Patients-associated SPOP mutants are incapable to degrade HnRNPK
SPOP is a member of the MATH-BTB protein family containing an N-terminal MATH domain and a C-terminal BTB domain . The MATH domain is responsible for substrate recognition and interaction, while the BTB domain binds Cullin 3 forming the functional E3 ubiquitin ligase complex. Recent genome-wide sequencing studies have revealed that SPOP, as the major frequently mutated gene in prostate cancer, plays pivotal roles for prostate tumorigenesis and metastasis. Interestingly, Most of the somatic mutations identified in prostate cancers such as Y87C, F102C, W131G and F133V, occurred in MATH domain and play a dominant-negative role in substrate binding and degradation (Fig. 6A). In keeping with previous reports [18, 21], we found that deletion of the MATH domain abolishes SPOP interaction with HnRNPK (Fig. 6B) and both the MATH domain and BTB domain are required for SPOP-mediated HnRNPK ubiquitination and degradation (Fig. 6C). Consistently, we sought to explore whether prostate cancer-associated SPOP mutations affect HnRNPK stability.
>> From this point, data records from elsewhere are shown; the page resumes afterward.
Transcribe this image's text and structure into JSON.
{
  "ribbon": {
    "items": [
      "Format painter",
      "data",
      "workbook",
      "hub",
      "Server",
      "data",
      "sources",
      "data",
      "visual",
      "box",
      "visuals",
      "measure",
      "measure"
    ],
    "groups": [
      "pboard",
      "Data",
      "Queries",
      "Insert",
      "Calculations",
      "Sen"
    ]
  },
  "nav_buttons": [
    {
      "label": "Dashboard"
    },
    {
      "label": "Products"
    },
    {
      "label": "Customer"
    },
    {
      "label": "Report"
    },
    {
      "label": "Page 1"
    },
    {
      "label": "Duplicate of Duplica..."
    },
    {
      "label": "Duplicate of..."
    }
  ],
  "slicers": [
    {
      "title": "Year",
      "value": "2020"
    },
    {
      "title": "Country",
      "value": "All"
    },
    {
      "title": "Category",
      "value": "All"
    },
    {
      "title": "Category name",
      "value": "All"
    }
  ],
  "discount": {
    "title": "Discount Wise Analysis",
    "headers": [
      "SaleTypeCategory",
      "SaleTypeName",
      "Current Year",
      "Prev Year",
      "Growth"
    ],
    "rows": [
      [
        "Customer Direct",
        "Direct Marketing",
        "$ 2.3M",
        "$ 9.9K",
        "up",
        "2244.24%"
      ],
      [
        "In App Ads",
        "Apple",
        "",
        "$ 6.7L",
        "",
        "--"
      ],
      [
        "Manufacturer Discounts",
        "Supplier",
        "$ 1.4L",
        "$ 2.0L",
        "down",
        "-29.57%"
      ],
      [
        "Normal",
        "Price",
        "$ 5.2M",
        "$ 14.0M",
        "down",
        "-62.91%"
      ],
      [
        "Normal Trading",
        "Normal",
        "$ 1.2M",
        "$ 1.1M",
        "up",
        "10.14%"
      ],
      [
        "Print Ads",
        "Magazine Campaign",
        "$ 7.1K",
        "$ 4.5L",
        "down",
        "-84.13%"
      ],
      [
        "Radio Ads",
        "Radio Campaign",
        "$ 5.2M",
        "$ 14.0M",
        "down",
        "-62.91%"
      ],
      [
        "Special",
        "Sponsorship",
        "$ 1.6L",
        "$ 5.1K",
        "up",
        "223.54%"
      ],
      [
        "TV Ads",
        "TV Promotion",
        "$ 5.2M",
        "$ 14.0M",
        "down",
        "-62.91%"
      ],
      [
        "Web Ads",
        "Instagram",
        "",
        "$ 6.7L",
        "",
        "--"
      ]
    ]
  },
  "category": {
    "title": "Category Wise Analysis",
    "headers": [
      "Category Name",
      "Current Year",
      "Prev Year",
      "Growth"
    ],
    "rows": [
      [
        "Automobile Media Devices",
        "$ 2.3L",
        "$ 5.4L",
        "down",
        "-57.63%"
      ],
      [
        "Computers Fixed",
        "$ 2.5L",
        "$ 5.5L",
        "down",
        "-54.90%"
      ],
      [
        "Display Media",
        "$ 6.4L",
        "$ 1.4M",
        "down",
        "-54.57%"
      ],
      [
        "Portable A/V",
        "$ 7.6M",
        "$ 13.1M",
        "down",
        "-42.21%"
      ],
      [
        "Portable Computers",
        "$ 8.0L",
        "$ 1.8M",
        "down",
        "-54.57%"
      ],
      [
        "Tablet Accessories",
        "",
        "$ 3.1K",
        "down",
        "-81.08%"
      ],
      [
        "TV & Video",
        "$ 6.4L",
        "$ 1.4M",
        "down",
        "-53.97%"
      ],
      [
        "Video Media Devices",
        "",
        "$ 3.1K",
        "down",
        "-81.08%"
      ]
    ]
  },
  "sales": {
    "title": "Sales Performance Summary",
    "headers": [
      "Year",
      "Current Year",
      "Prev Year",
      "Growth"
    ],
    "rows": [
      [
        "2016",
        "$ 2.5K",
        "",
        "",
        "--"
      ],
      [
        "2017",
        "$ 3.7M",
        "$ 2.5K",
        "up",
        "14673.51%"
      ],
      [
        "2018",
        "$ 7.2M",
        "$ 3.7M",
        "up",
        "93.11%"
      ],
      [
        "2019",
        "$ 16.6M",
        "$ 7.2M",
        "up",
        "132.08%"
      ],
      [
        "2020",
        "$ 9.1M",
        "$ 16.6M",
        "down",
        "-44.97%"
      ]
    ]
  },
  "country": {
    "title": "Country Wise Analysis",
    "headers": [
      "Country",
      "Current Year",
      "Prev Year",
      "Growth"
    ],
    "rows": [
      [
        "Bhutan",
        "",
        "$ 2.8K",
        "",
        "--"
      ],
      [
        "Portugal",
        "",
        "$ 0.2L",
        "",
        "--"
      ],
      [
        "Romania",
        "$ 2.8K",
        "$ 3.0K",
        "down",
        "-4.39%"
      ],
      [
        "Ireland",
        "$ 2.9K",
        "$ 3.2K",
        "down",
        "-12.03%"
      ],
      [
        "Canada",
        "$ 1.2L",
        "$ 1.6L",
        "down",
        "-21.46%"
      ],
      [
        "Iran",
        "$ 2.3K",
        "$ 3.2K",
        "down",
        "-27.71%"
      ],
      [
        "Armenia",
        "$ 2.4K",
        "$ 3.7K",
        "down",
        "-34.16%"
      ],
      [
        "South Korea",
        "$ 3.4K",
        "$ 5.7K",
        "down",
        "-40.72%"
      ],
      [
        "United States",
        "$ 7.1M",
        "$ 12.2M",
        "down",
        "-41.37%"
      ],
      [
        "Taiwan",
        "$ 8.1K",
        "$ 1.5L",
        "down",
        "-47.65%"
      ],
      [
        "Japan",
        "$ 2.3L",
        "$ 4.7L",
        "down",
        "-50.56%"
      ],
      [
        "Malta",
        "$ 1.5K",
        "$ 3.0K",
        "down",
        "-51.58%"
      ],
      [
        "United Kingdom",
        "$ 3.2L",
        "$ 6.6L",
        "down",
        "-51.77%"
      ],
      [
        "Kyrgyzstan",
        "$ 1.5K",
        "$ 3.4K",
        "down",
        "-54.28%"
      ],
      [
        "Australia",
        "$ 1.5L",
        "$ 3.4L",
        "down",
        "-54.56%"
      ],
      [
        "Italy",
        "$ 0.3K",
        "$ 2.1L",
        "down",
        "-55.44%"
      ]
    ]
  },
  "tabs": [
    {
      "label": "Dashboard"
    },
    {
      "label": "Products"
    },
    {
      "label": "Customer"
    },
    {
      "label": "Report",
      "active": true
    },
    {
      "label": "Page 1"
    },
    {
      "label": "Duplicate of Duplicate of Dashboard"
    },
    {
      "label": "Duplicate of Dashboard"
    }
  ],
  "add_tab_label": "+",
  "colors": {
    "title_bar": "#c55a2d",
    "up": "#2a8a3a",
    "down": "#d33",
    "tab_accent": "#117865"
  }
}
Conceivably, prostate cancer patients-associated SPOP mutants W131G and F102C failed to interact with (Fig. 6D), and were thereby deficient in promoting the degradation of HnRNPK (Fig. 6E). Moreover, ectopic expression of SPOP-WT, but not the SPOP mutants, significantly shortened the half-life of HnRNPK (Fig. 6F and 6G) and promoted HnRNPK ubiquitination in cells (Fig. 6H). These data indicate that patient-associated SPOP mutants are deficient in promoting ubiquitination and destruction of HnRNPK, therefore partially providing a molecular mechanism to explain the aberrant accumulation of HnRNPK in prostate cancer tissue.